About this task: Going line by line through the entries below, tally those that hold the string "Remove". Give only the total.

::::::::

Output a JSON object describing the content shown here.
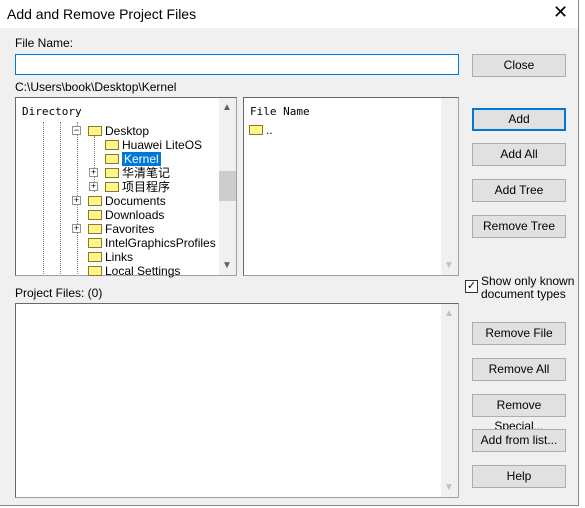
{
  "window": {
    "title": "Add and Remove Project Files"
  },
  "file_name": {
    "label": "File Name:",
    "value": ""
  },
  "current_path": "C:\\Users\\book\\Desktop\\Kernel",
  "directory": {
    "header": "Directory",
    "items": [
      {
        "label": "Desktop",
        "expander": "minus",
        "level": 2
      },
      {
        "label": "Huawei LiteOS",
        "level": 3
      },
      {
        "label": "Kernel",
        "level": 3,
        "selected": true
      },
      {
        "label": "华清笔记",
        "expander": "plus",
        "level": 3
      },
      {
        "label": "项目程序",
        "expander": "plus",
        "level": 3
      },
      {
        "label": "Documents",
        "expander": "plus",
        "level": 2
      },
      {
        "label": "Downloads",
        "level": 2
      },
      {
        "label": "Favorites",
        "expander": "plus",
        "level": 2
      },
      {
        "label": "IntelGraphicsProfiles",
        "level": 2
      },
      {
        "label": "Links",
        "level": 2
      },
      {
        "label": "Local Settings",
        "level": 2
      }
    ]
  },
  "files": {
    "header": "File Name",
    "items": [
      ".."
    ]
  },
  "project_files": {
    "label": "Project Files: (0)",
    "items": []
  },
  "show_known": {
    "label1": "Show only known",
    "label2": "document types",
    "checked": true
  },
  "buttons": {
    "close": "Close",
    "add": "Add",
    "add_all": "Add All",
    "add_tree": "Add Tree",
    "remove_tree": "Remove Tree",
    "remove_file": "Remove File",
    "remove_all": "Remove All",
    "remove_special": "Remove Special...",
    "add_from_list": "Add from list...",
    "help": "Help"
  },
  "colors": {
    "accent": "#0078d7"
  }
}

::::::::

Problem solution: 5